by Raashid Andrabi
SRINAGAR: On January 4 midnight, a family from north Kashmir alleged that they lost their newborn baby when two security guards at Kashmir’s premier maternity hospital, Lal Ded refused to let them take the newborn to the Intensive care unit (ICU) without a tip. They actually had paid but the guards sought more.
According to family members, Shafiqa, 22, wife of Mohammad Amin, a resident of remote Kupwara, was rushed to Lal Ded when she went into labour. They reached in time and the baby was delivered.
Amin, her husband said that the doctors attending his wife asked him to transfer the infant to the Intensive Care Unit (ICU) after the birth. However, security guards posted at the end of the labour room refused to let him through for want of a tip, he alleged.
“The doctor directed me to transfer the infant to the ICU as soon as possible, but the guards on duty stopped me from doing so,” Amin said. “As I approached the labour room, the security guards refused to let me go and demanded money.”
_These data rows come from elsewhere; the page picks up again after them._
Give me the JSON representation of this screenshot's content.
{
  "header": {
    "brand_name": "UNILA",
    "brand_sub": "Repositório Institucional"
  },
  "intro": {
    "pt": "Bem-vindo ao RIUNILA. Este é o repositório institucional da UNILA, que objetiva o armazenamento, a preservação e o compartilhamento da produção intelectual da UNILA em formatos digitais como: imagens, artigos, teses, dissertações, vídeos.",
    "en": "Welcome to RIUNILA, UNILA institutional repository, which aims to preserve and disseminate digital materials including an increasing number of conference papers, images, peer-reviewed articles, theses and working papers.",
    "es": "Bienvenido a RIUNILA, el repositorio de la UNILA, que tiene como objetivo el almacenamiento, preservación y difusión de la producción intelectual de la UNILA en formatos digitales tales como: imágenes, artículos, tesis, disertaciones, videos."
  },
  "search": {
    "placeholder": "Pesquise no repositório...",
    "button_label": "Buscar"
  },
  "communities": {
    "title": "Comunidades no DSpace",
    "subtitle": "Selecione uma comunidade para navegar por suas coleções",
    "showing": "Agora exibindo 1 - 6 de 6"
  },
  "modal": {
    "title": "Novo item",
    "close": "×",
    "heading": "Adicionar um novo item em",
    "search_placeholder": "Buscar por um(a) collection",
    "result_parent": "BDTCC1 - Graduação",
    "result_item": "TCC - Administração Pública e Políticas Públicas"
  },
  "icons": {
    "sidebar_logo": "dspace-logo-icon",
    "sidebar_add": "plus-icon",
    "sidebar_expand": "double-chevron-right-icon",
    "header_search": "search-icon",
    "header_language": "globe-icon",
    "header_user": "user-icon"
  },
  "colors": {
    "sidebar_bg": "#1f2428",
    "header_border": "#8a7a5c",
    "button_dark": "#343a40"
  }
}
Amin alleged the child died as he walked out of the room with a noticeable lump in his throat.
Amin said, although he offered them money, the guards, however, refused to accept it, wanting more. He said he was not allowed to proceed and was held there for around 10 minutes.
“After reaching the ICU, doctors in the room tried their best but couldn’t save the baby. This is not a mistake but a murder,” the distraught father said.
“My wife is asking for her child. What should I say to her,” he asked. The family then staged a strong protest at the hospital premises and demanded harsh punishment to the erring guards.
Medical Superintendent of the Lal Ded Hospital, Dr Syed Muzaffar, told Kashmir Life that the patient was hospitalized on January 2 and gave birth at 12:30 am. “The baby wasn’t well and was in need of being transferred to the intensive care unit. Doctors instructed the father to transfer the infant to the Intensive Care Unit (ICU) for additional treatment, and while doing so he was stopped by two female security guards who asked for a tip,” Dr Muzaffar conceded.
He said that the father had offered them Rs 800 as a tip but they demanded more during which valuable time was lost leading to the infant’s death. The guards posted at the hospital were provided by a Srinagar based private security company, Valley Service Security Agency.
Dr Muzaffar admitted that the attitude of the guards on duty was unprofessional as well as unethical. He said that a committee had been formed upon the father’s complaint following which the services of the guards were terminated and the guards blacklisted by the hospital administration.
“I sacked both female security guards, and we will ensure that such incidents do not occur again,” he said.
It was not immediately known if the police have taken cognisance of the incident. Seeking tips at the gates of the labour room has remained a normal practice for a long time. Security guards seeking tips is apparently just a new entry into the circuit.